And finally, here's a senior selfie from none other than Frances Bryce herself!

Curated by Caitlin Cieri

Thursday, December 7, 2017

Five Weeks of Giving (Emily)

Afternoon everyone. It's the holiday season and we're as busy as ever! Benita's been reaching out to the volunteers and older buds of Best Day to create a series of newsletters honoring both. Over the course of five weeks, we'll be showing off five volunteers and older buds with some testimonials from the volunteers. There will also be hand-painted picture frames for each newsletter, lovingly painted by our own Alyssa Abel. If you're already following our newsletter, then you've already seen two weeks of testimonials. But for the rest of you...

Since Kaitlin and Emily are featured in this picture, it only makes sense to include Emily's story too. 

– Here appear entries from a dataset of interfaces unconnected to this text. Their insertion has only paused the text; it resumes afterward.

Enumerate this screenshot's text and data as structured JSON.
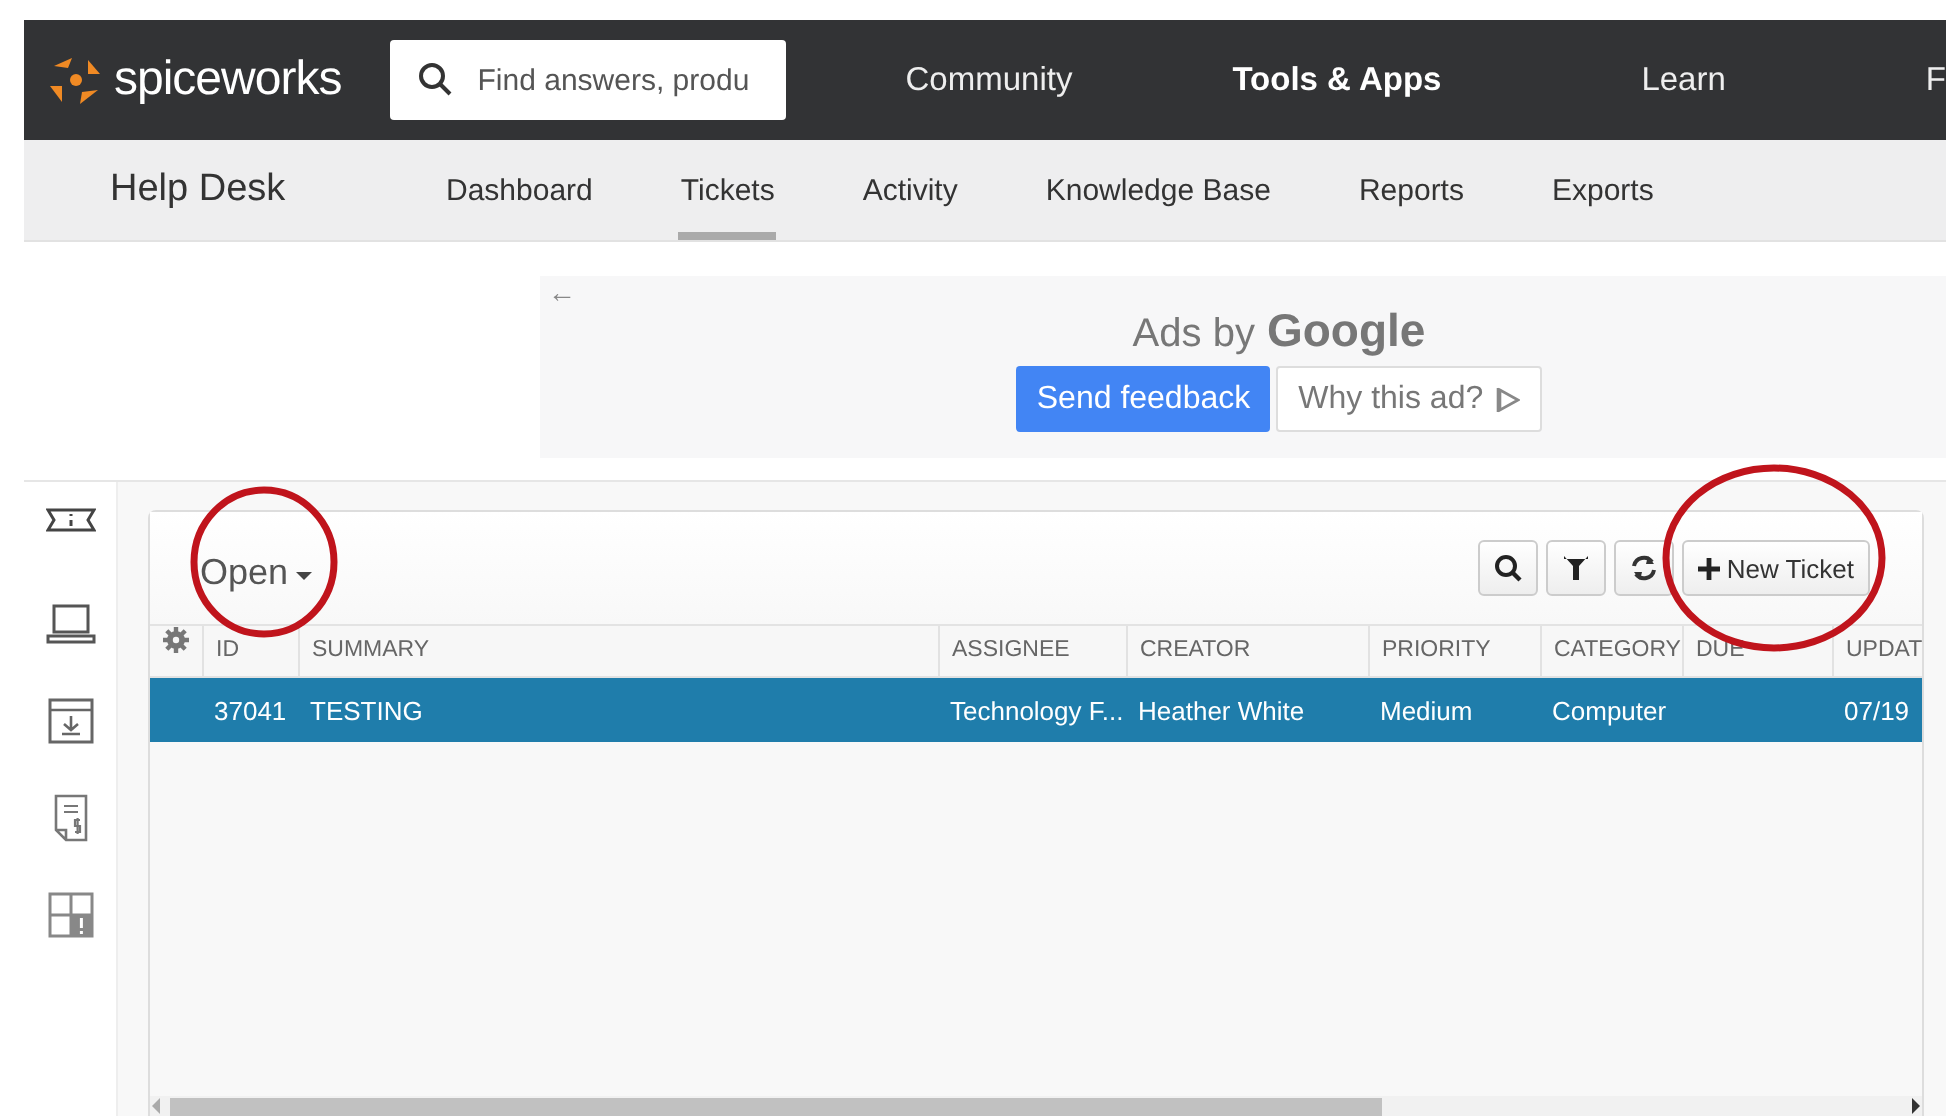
{
  "header": {
    "brand": "spiceworks",
    "search": {
      "placeholder": "Find answers, produ"
    },
    "nav": [
      {
        "label": "Community",
        "selected": false
      },
      {
        "label": "Tools & Apps",
        "selected": true
      },
      {
        "label": "Learn",
        "selected": false
      },
      {
        "label": "F",
        "selected": false
      }
    ]
  },
  "subnav": {
    "title": "Help Desk",
    "tabs": [
      {
        "label": "Dashboard",
        "selected": false
      },
      {
        "label": "Tickets",
        "selected": true
      },
      {
        "label": "Activity",
        "selected": false
      },
      {
        "label": "Knowledge Base",
        "selected": false
      },
      {
        "label": "Reports",
        "selected": false
      },
      {
        "label": "Exports",
        "selected": false
      }
    ]
  },
  "ad": {
    "back": "←",
    "caption": "Ads by",
    "brand": "Google",
    "buttons": [
      {
        "label": "Send feedback",
        "kind": "primary"
      },
      {
        "label": "Why this ad?",
        "kind": "info"
      }
    ]
  },
  "sidebar": {
    "items": [
      {
        "kind": "ticket"
      },
      {
        "kind": "laptop"
      },
      {
        "kind": "download"
      },
      {
        "kind": "receipt"
      },
      {
        "kind": "alert-grid"
      }
    ]
  },
  "tickets": {
    "filter": "Open",
    "toolbar": [
      {
        "kind": "search"
      },
      {
        "kind": "filter"
      },
      {
        "kind": "refresh"
      },
      {
        "kind": "new",
        "label": "New Ticket"
      }
    ],
    "columns": [
      "ID",
      "SUMMARY",
      "ASSIGNEE",
      "CREATOR",
      "PRIORITY",
      "CATEGORY",
      "DUE",
      "UPDAT"
    ],
    "rows": [
      {
        "selected": true,
        "cells": [
          "37041",
          "TESTING",
          "Technology F...",
          "Heather White",
          "Medium",
          "Computer",
          "",
          "07/19"
        ]
      }
    ]
  },
  "annotations": [
    {
      "kind": "circle"
    },
    {
      "kind": "circle"
    }
  ]
}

Emily Wilt
Living on a Farm
Growing up on a farm has great memories. Being a family of ten, we had a wonderful life.
My mother did a lot of preserving in quart jars. We had a cellar which my father had built, a large shelf closet from floor to ceiling. My mother filled it with everything she had preserved, which helped during the long winter months. How I wish I had a camera then; it was beautiful. I can still see it! We also had a dirt cellar where coal was kept on one side and sweet potatoes on the other, which my dad had raised. My mother and father worked from morning till night, never complaining.
Mom had a washboard when she washed heavy clothes. Her iron was heated on a coal stove.
I was the baby of the family—so many years ago my mom bought bolts of material and made my sisters’ clothes, including pantaloons. I still have the pictures!
For recreation, my friend Helen and I had a chicken coop for our dollhouse. We would spend hours a day cleaning it up and washed the many tiny windows. We furnished it with old furniture our parents donated. We planted beautiful flowers to enjoy looking out at our clean windows.
The rest of the summer we walked a mile to go swimming in Ewan Lake. In the winter, we had the “high hill” to sled down. It was near my home. It was a big gathering and a bonfire was lit. Sometimes a pickup truck would let us hold on to take us to the top to start over again. Very enjoyable!
While sledding down a hill on our farm, my sled and little finger got caught between a corn stub, and I broke my little finger. Didn’t rush to the doctor in those days—so I still have the reminder! [With a sweet smile, Emily held up her slightly crooked little finger.]
Life on the farm was great!

Want more stories of Pitman, NJ? Then check out our sister blog The Best Day of My Life So Far at Pitman.
And if you want to see all of our weekly testimonials, then subscribe to our newsletter here.

Curated by Caitlin Cieri